Some 176 people were given approval for drugs in the six months to March at an average cost of £31,000 each over a full year of treatment thanks to the fund which was a key Conservative election pledge.
A total of £5.5m has been committed over 12 months for treatment in Yorkshire using 23 drugs on a “priority medicines list”.
The cheapest costs £5,000 for a year’s treatment but the most expensive will cost as much as £100,000 for a single patient.
Doctors made 29 successful applications for the drug cetuximab for colorectal cancer, which has spread to other parts of the body, and another 26 were made for lapatinib, which is mainly used in advanced breast cancer.
Nine different drugs for 51 patients were approved for cancers including leukaemia, lymphoma and myeloma.
Ministers have announced the budget will swell to around £20m each year in Yorkshire until 2014 under the programme which is designed to end postcode lotteries in access to cancer drugs.

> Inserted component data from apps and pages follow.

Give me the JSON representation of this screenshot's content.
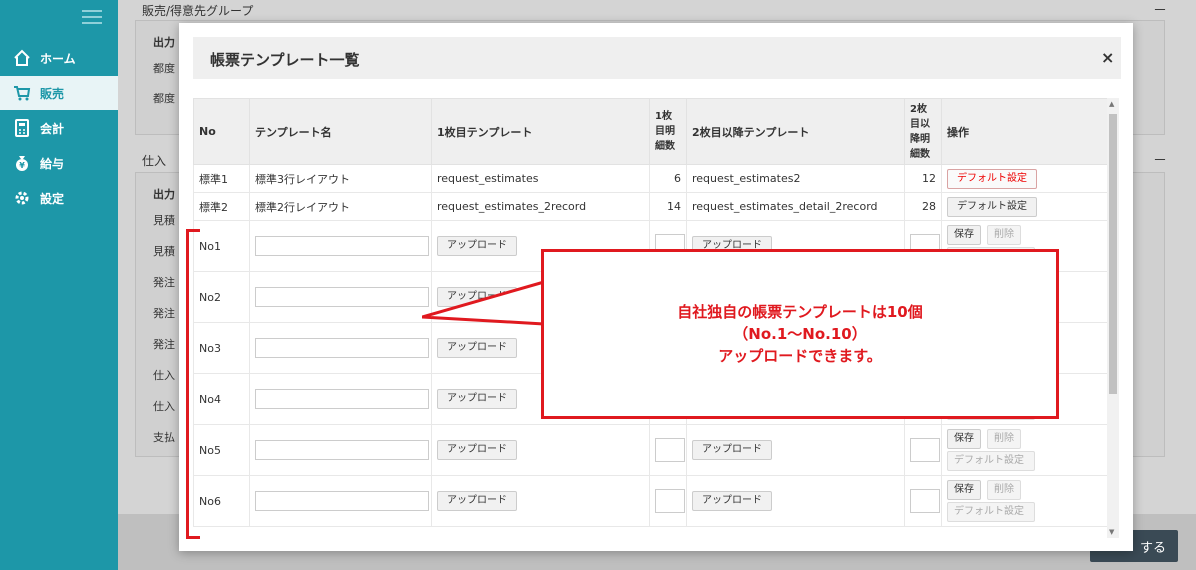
{
  "sidebar": {
    "items": [
      {
        "label": "ホーム",
        "icon": "home-icon"
      },
      {
        "label": "販売",
        "icon": "cart-icon"
      },
      {
        "label": "会計",
        "icon": "calculator-icon"
      },
      {
        "label": "給与",
        "icon": "money-bag-icon"
      },
      {
        "label": "設定",
        "icon": "gear-icon"
      }
    ],
    "active": "販売"
  },
  "background": {
    "panel1_title": "販売/得意先グループ",
    "panel1_col": "出力",
    "panel1_rows": [
      "都度",
      "都度"
    ],
    "panel2_title": "仕入",
    "panel2_col": "出力",
    "panel2_rows": [
      "見積",
      "見積",
      "発注",
      "発注",
      "発注",
      "仕入",
      "仕入",
      "支払"
    ],
    "footer_button": "する",
    "collapse": "－"
  },
  "modal": {
    "title": "帳票テンプレート一覧",
    "close": "×",
    "headers": {
      "no": "No",
      "name": "テンプレート名",
      "first": "1枚目テンプレート",
      "first_rows": "1枚目明細数",
      "second": "2枚目以降テンプレート",
      "second_rows": "2枚目以降明細数",
      "ops": "操作"
    },
    "fixed_rows": [
      {
        "no": "標準1",
        "name": "標準3行レイアウト",
        "first": "request_estimates",
        "first_count": "6",
        "second": "request_estimates2",
        "second_count": "12",
        "op": "デフォルト設定"
      },
      {
        "no": "標準2",
        "name": "標準2行レイアウト",
        "first": "request_estimates_2record",
        "first_count": "14",
        "second": "request_estimates_detail_2record",
        "second_count": "28",
        "op": "デフォルト設定"
      }
    ],
    "custom_rows": [
      {
        "no": "No1"
      },
      {
        "no": "No2"
      },
      {
        "no": "No3"
      },
      {
        "no": "No4"
      },
      {
        "no": "No5"
      },
      {
        "no": "No6"
      }
    ],
    "upload_label": "アップロード",
    "save_label": "保存",
    "delete_label": "削除",
    "default_label": "デフォルト設定"
  },
  "callout": {
    "line1": "自社独自の帳票テンプレートは10個",
    "line2": "（No.1～No.10）",
    "line3": "アップロードできます。"
  },
  "colors": {
    "sidebar": "#1d97a8",
    "annotation": "#e0191f"
  }
}
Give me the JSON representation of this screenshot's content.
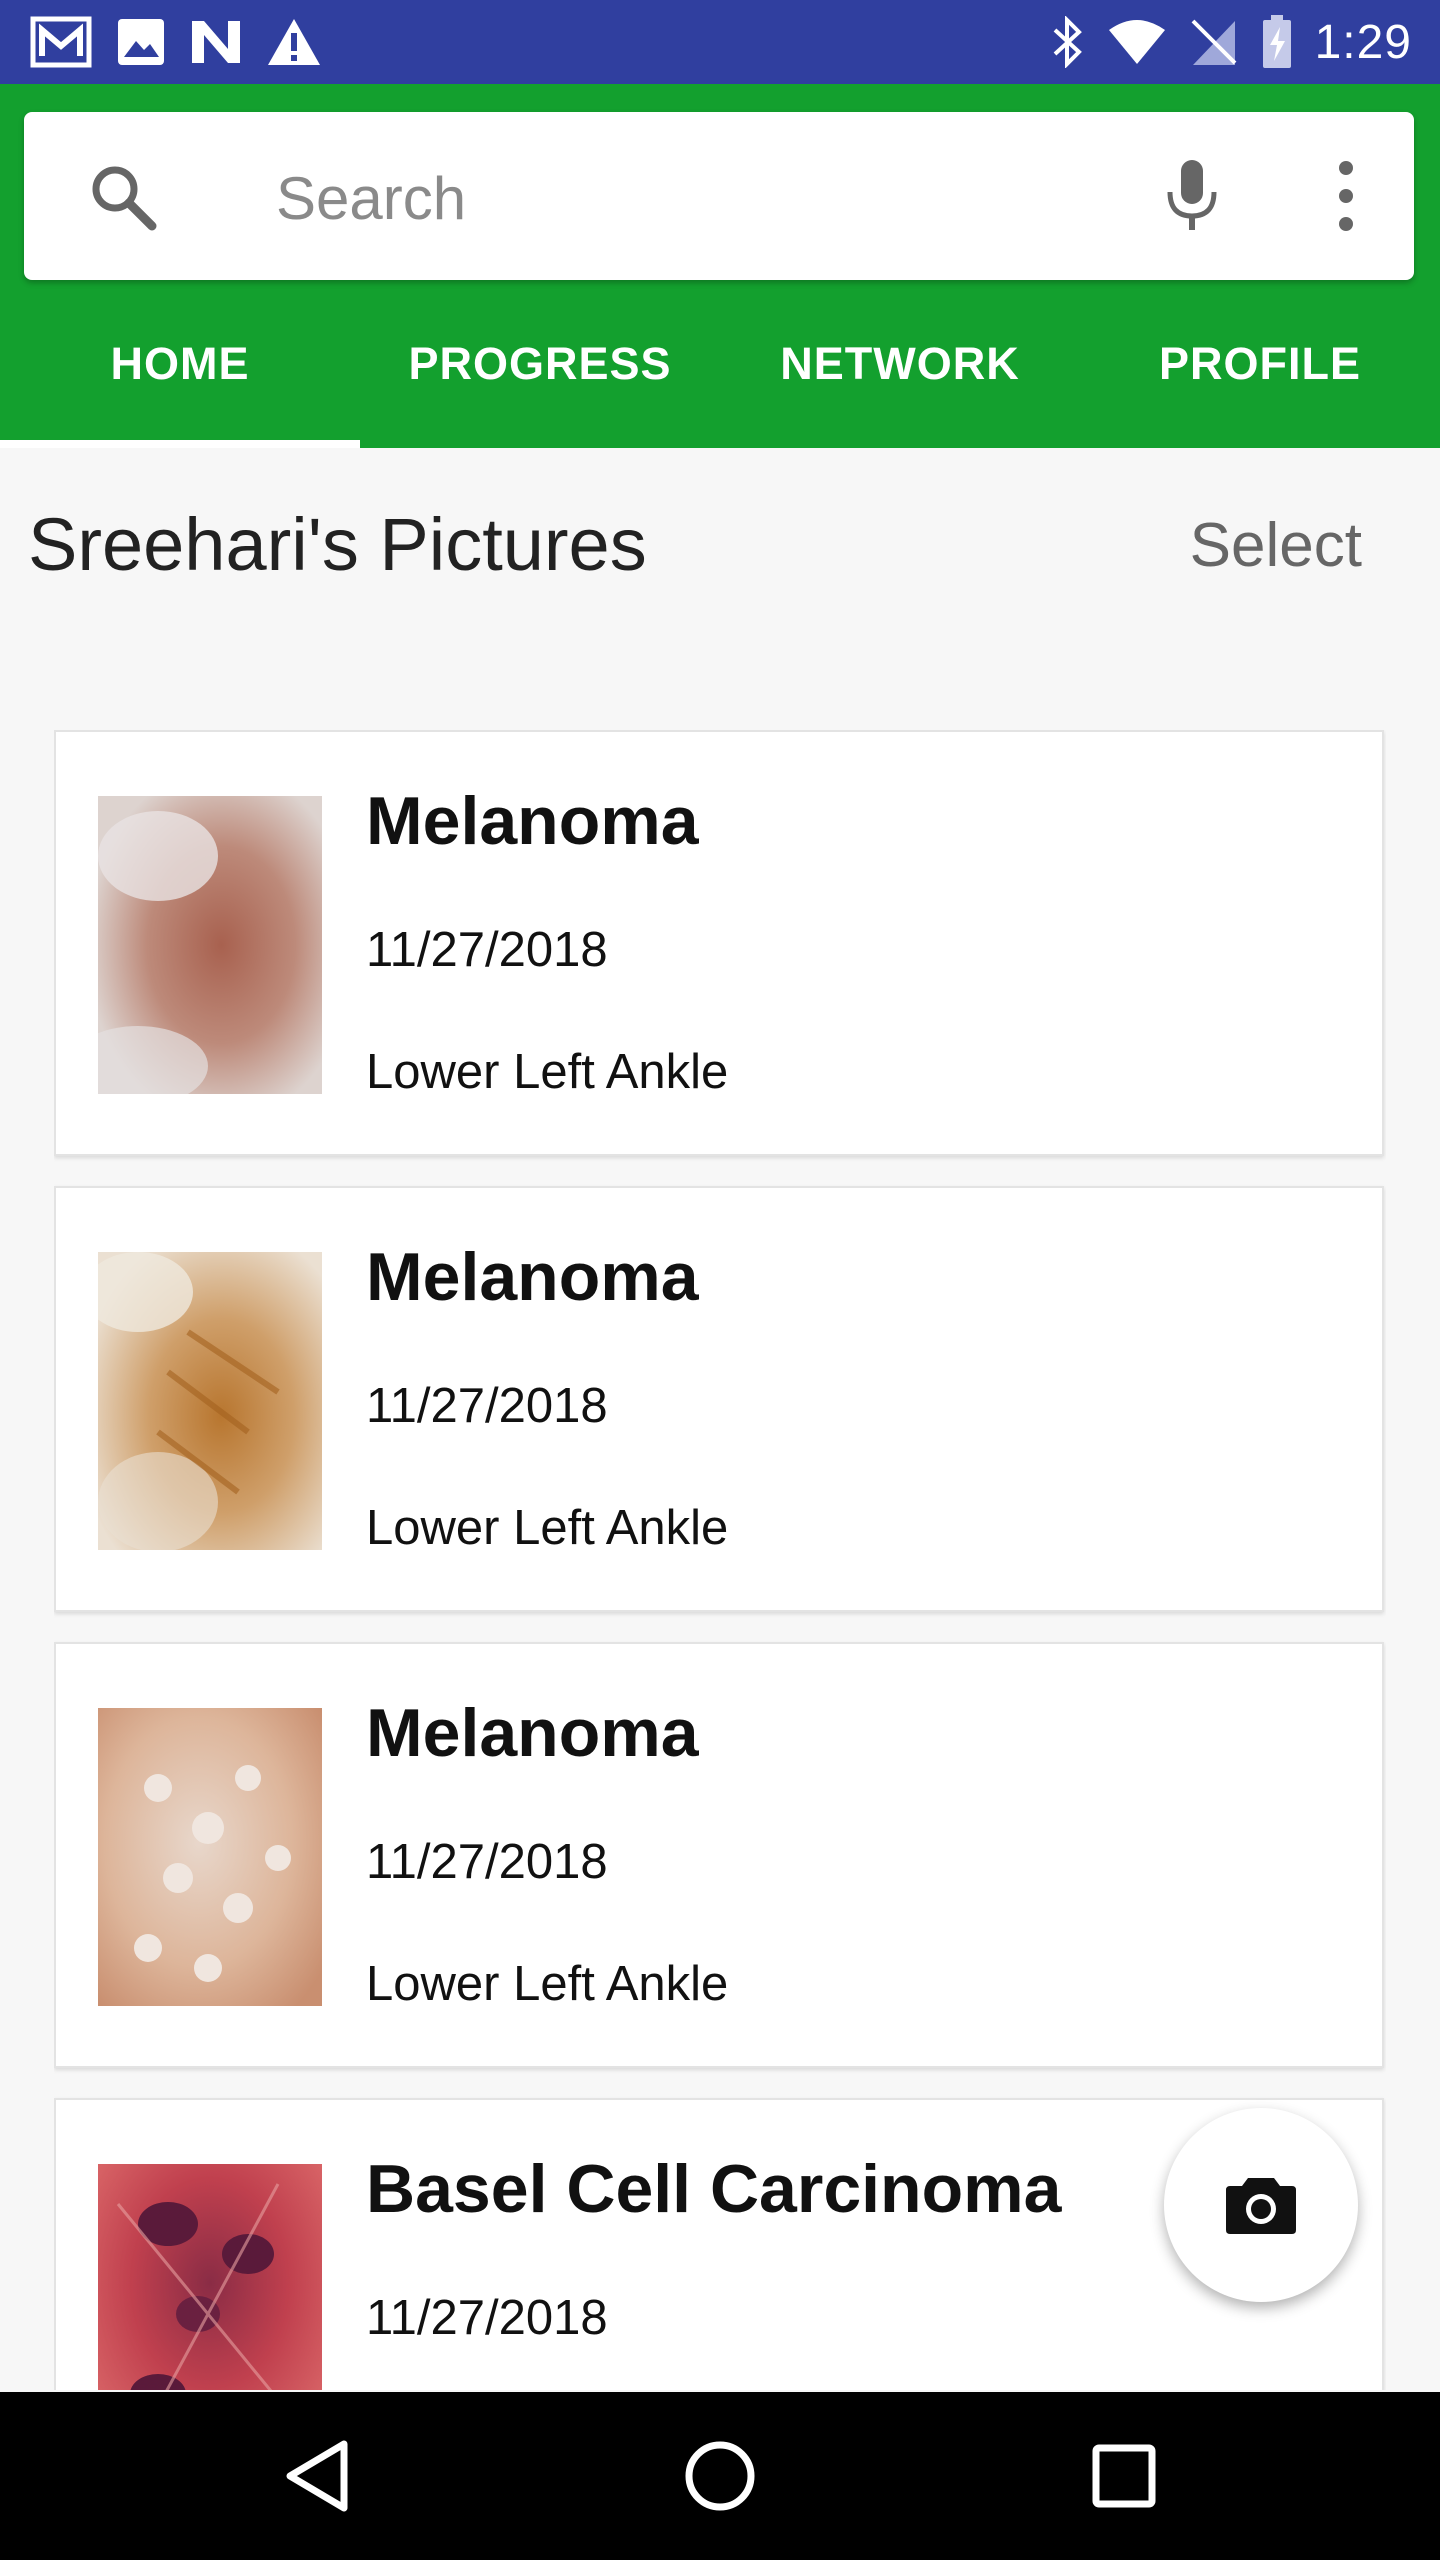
{
  "status_bar": {
    "time": "1:29",
    "icons": [
      "gmail-icon",
      "gallery-icon",
      "n-app-icon",
      "warning-icon",
      "bluetooth-icon",
      "wifi-icon",
      "no-sim-icon",
      "battery-charging-icon"
    ]
  },
  "search": {
    "placeholder": "Search",
    "value": ""
  },
  "tabs": [
    {
      "label": "HOME",
      "active": true
    },
    {
      "label": "PROGRESS",
      "active": false
    },
    {
      "label": "NETWORK",
      "active": false
    },
    {
      "label": "PROFILE",
      "active": false
    }
  ],
  "section": {
    "title": "Sreehari's Pictures",
    "select_label": "Select"
  },
  "cards": [
    {
      "title": "Melanoma",
      "date": "11/27/2018",
      "location": "Lower Left Ankle"
    },
    {
      "title": "Melanoma",
      "date": "11/27/2018",
      "location": "Lower Left Ankle"
    },
    {
      "title": "Melanoma",
      "date": "11/27/2018",
      "location": "Lower Left Ankle"
    },
    {
      "title": "Basel Cell Carcinoma",
      "date": "11/27/2018",
      "location": ""
    }
  ],
  "fab": {
    "icon": "camera-icon"
  },
  "colors": {
    "status_bar": "#303f9f",
    "app_bar": "#13a02e",
    "background": "#f7f7f7"
  }
}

The Government had previously said it would be funded with new cash but it has since emerged that £140m of the £200m nationally used for the initiative will be clawed back from primary care trusts.
Labour had worked up plans to give patients with a range of other conditions earlier access to other medicines which are not yet licensed for use. The scheme was approved by a working group of experts but on Friday it was quietly announced that Ministers had decided not to progress with the proposal.